He credits the “pipe versus platform” framing to Sangeet Paul Choudary’s book Platform Scale, but the crossover to startup communities is Joe’s brilliant insight.

The role of feeder organizations in a startup community is not to “deliver” the community through endless programs and activities. Instead, their job is to enable and support the startup community as a platform.

Bill Janeway, a venture capitalist and economist, describes the entire digital economy in similar terms in his book Doing Capitalism in the Innovation Economy. About the sizable U.S. federal government role in enabling the development of many of today’s core digital technologies through wartime spending, he writes: “the federal government funded construction of a platform on which entrepreneurs and venture capitalists could dance.”

That’s another helpful way for thinking about how governments or other feeders can engage with startup communities in a healthy way. It’s ok to participate in the creation and ongoing maintenance of the startup community dance floor. In fact, it’s necessary. Entrepreneurs need help. But at the end of the day, you have to let the dancers dance.

Joe Maruschak, Bill Janeway

Joe Maruschak, Bill Janeway

If You Want to Better Understand Startup Communities, Read These Three Women

I’m working hard on The Startup Community Way this week with my co-author Brad Feld. As we’re polishing up the meaty part of the book—which draws on a wide range of theory, empirics, frameworks, and just some really brilliant thinking on the part of the many impressive shoulders this work stands upon—a few names keep coming up in the references we’ve assembled.

Three of these names I want to talk about today are intellectual giants in the areas of entrepreneurship, geography, and cooperative social systems. Their work collectively intersects in a way that explains a lot about why startup communities exist. If you want to understand startup communities, you should know their work. Two of them I consider friends, so not only do I get to benefit from their insightful work, I also know there’s a kindness and generosity behind their ideas. The third is not someone I knew, and sadly she’s already passed. But, I think a lot of her work and I’ve written about it already.

All three are women.

New Evidence on Fostering Productive Startup Communities

Last week, Endeavor Insight (the research arm of Endeavor Global) teamed up with the Bill & Melinda Gates Foundation to publish a new report on fostering productive startup communities. The report was authored by Rhett Morris and Lili Török of Endeavor, and I think it is one of the best pieces of empirical work I've ever seen on startup communities.

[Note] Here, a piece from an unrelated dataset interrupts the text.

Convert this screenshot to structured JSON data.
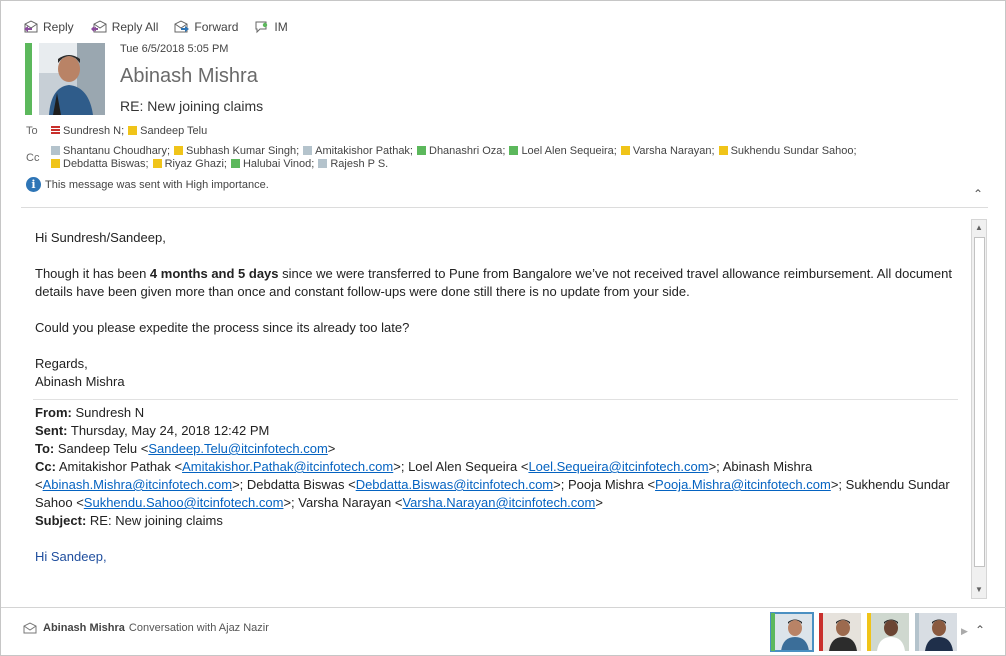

The Other Capital

You hear it in startup communities everywhere: “we don’t have enough capital; if only we had more capital we could achieve X; we can’t grow our company here because there is no risk capital,” and so on. There is no denying that early-stage funding can help startups profoundly. But, let me point to another type of capital that is just as important for a startup community over the long-run. It is also something that local leaders have greater control over. Social capital refers to the set of informal norms and values shared by a group of individuals (a network), which allows them to cooperate and engage collaboratively with greater ease. If it is the network (relationships) that directs vital information and resources (ideas, talent, funding) to company founders, it is social capital—the nature of those linkages—that determines how well information and resources flow through the network.

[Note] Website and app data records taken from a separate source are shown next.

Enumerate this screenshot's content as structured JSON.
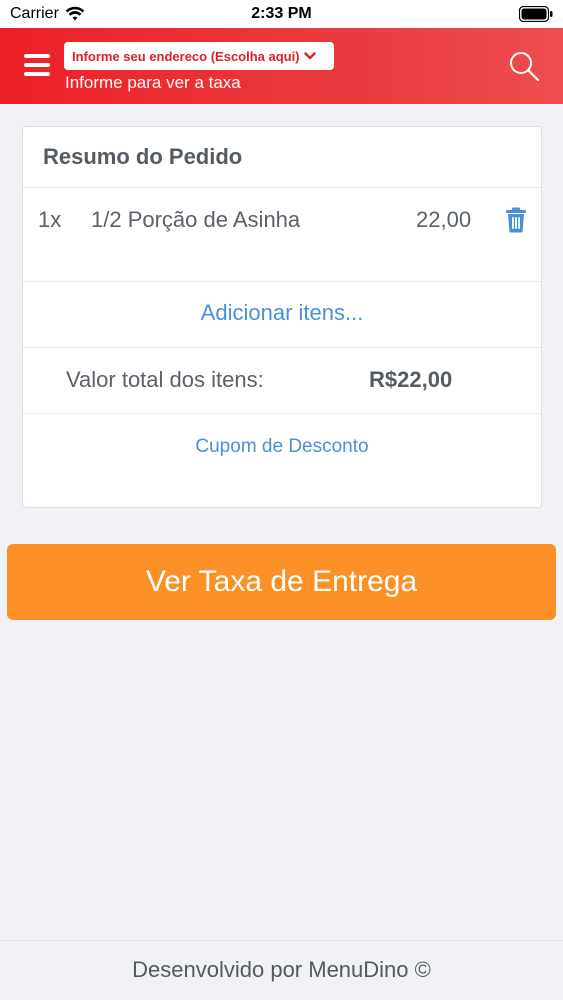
{
  "status_bar": {
    "carrier": "Carrier",
    "time": "2:33 PM",
    "wifi_icon": "wifi-icon",
    "battery_icon": "battery-icon"
  },
  "header": {
    "menu_icon": "hamburger-menu-icon",
    "address_select": "Informe seu endereco (Escolha aqui)",
    "address_hint": "Informe para ver a taxa",
    "search_icon": "search-icon",
    "background_color": "#ec2027"
  },
  "order_summary": {
    "title": "Resumo do Pedido",
    "items": [
      {
        "qty": "1x",
        "name": "1/2 Porção de Asinha",
        "price": "22,00",
        "icon": "trash-icon"
      }
    ],
    "add_items_label": "Adicionar itens...",
    "total_label": "Valor total dos itens:",
    "total_value": "R$22,00",
    "coupon_label": "Cupom de Desconto",
    "link_color": "#4a90d9"
  },
  "cta": {
    "label": "Ver Taxa de Entrega",
    "color": "#fb9126"
  },
  "footer": {
    "text": "Desenvolvido por MenuDino ©"
  }
}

Feeling Isolated? Build a Diaspora

Talent flight is a real problem. Not just for college towns, but for major cities and regions outside of coastal innovation and knowledge hubs like Silicon Valley and New York. The US Midwest, for example, is notorious for producing high rates of engineering and science graduates from top-flight schools, only to see them flee for the coasts (though, this trend may be changing somewhat).

Over the long-term, city leaders need to think hard about how to make sure that would-be local entrepreneurs and other talented individuals have the resources they need to stay at home. But, let me suggest another course of action that can be taken right away: build a diaspora.